- What is required: Could you copy every line of the data that contains "spdx"?

- Source information:

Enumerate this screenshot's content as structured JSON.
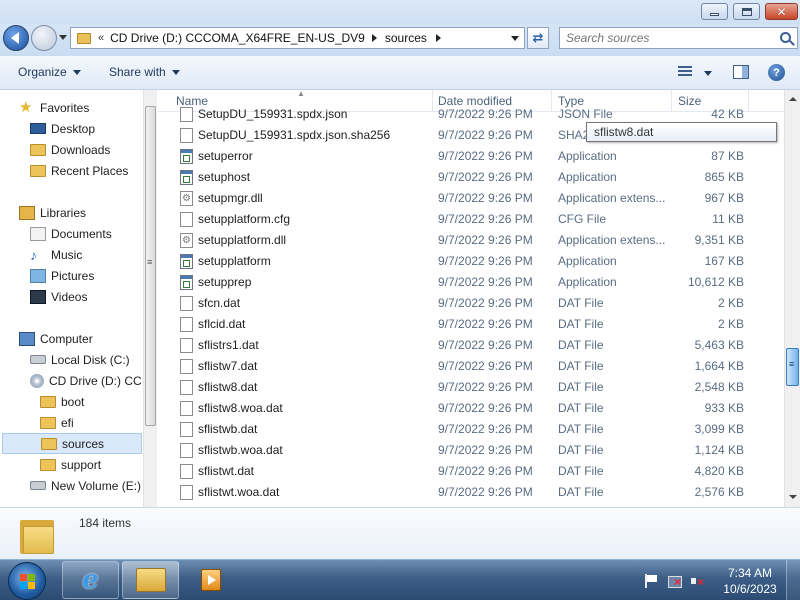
{
  "window": {
    "address": {
      "chevron": "«",
      "segments": [
        "CD Drive (D:) CCCOMA_X64FRE_EN-US_DV9",
        "sources"
      ]
    },
    "search": {
      "placeholder": "Search sources"
    }
  },
  "toolbar": {
    "organize": "Organize",
    "share_with": "Share with",
    "help": "?"
  },
  "nav": {
    "favorites": "Favorites",
    "desktop": "Desktop",
    "downloads": "Downloads",
    "recent_places": "Recent Places",
    "libraries": "Libraries",
    "documents": "Documents",
    "music": "Music",
    "pictures": "Pictures",
    "videos": "Videos",
    "computer": "Computer",
    "local_disk": "Local Disk (C:)",
    "cd_drive": "CD Drive (D:) CC",
    "boot": "boot",
    "efi": "efi",
    "sources": "sources",
    "support": "support",
    "new_volume": "New Volume (E:)"
  },
  "columns": {
    "name": "Name",
    "date_modified": "Date modified",
    "type": "Type",
    "size": "Size"
  },
  "files": [
    {
      "name": "SetupDU_159931.spdx.json",
      "date": "9/7/2022 9:26 PM",
      "type": "JSON File",
      "size": "42 KB",
      "icon": "file-icon"
    },
    {
      "name": "SetupDU_159931.spdx.json.sha256",
      "date": "9/7/2022 9:26 PM",
      "type": "SHA2",
      "size": "",
      "icon": "file-icon"
    },
    {
      "name": "setuperror",
      "date": "9/7/2022 9:26 PM",
      "type": "Application",
      "size": "87 KB",
      "icon": "app-icon"
    },
    {
      "name": "setuphost",
      "date": "9/7/2022 9:26 PM",
      "type": "Application",
      "size": "865 KB",
      "icon": "app-icon"
    },
    {
      "name": "setupmgr.dll",
      "date": "9/7/2022 9:26 PM",
      "type": "Application extens...",
      "size": "967 KB",
      "icon": "dll-icon"
    },
    {
      "name": "setupplatform.cfg",
      "date": "9/7/2022 9:26 PM",
      "type": "CFG File",
      "size": "11 KB",
      "icon": "file-icon"
    },
    {
      "name": "setupplatform.dll",
      "date": "9/7/2022 9:26 PM",
      "type": "Application extens...",
      "size": "9,351 KB",
      "icon": "dll-icon"
    },
    {
      "name": "setupplatform",
      "date": "9/7/2022 9:26 PM",
      "type": "Application",
      "size": "167 KB",
      "icon": "app-icon"
    },
    {
      "name": "setupprep",
      "date": "9/7/2022 9:26 PM",
      "type": "Application",
      "size": "10,612 KB",
      "icon": "app-icon"
    },
    {
      "name": "sfcn.dat",
      "date": "9/7/2022 9:26 PM",
      "type": "DAT File",
      "size": "2 KB",
      "icon": "file-icon"
    },
    {
      "name": "sflcid.dat",
      "date": "9/7/2022 9:26 PM",
      "type": "DAT File",
      "size": "2 KB",
      "icon": "file-icon"
    },
    {
      "name": "sflistrs1.dat",
      "date": "9/7/2022 9:26 PM",
      "type": "DAT File",
      "size": "5,463 KB",
      "icon": "file-icon"
    },
    {
      "name": "sflistw7.dat",
      "date": "9/7/2022 9:26 PM",
      "type": "DAT File",
      "size": "1,664 KB",
      "icon": "file-icon"
    },
    {
      "name": "sflistw8.dat",
      "date": "9/7/2022 9:26 PM",
      "type": "DAT File",
      "size": "2,548 KB",
      "icon": "file-icon"
    },
    {
      "name": "sflistw8.woa.dat",
      "date": "9/7/2022 9:26 PM",
      "type": "DAT File",
      "size": "933 KB",
      "icon": "file-icon"
    },
    {
      "name": "sflistwb.dat",
      "date": "9/7/2022 9:26 PM",
      "type": "DAT File",
      "size": "3,099 KB",
      "icon": "file-icon"
    },
    {
      "name": "sflistwb.woa.dat",
      "date": "9/7/2022 9:26 PM",
      "type": "DAT File",
      "size": "1,124 KB",
      "icon": "file-icon"
    },
    {
      "name": "sflistwt.dat",
      "date": "9/7/2022 9:26 PM",
      "type": "DAT File",
      "size": "4,820 KB",
      "icon": "file-icon"
    },
    {
      "name": "sflistwt.woa.dat",
      "date": "9/7/2022 9:26 PM",
      "type": "DAT File",
      "size": "2,576 KB",
      "icon": "file-icon"
    }
  ],
  "tooltip": {
    "text": "sflistw8.dat"
  },
  "details": {
    "item_count": "184 items"
  },
  "taskbar": {
    "time": "7:34 AM",
    "date": "10/6/2023"
  }
}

- Output:
      "name": "SetupDU_159931.spdx.json",
      "name": "SetupDU_159931.spdx.json.sha256",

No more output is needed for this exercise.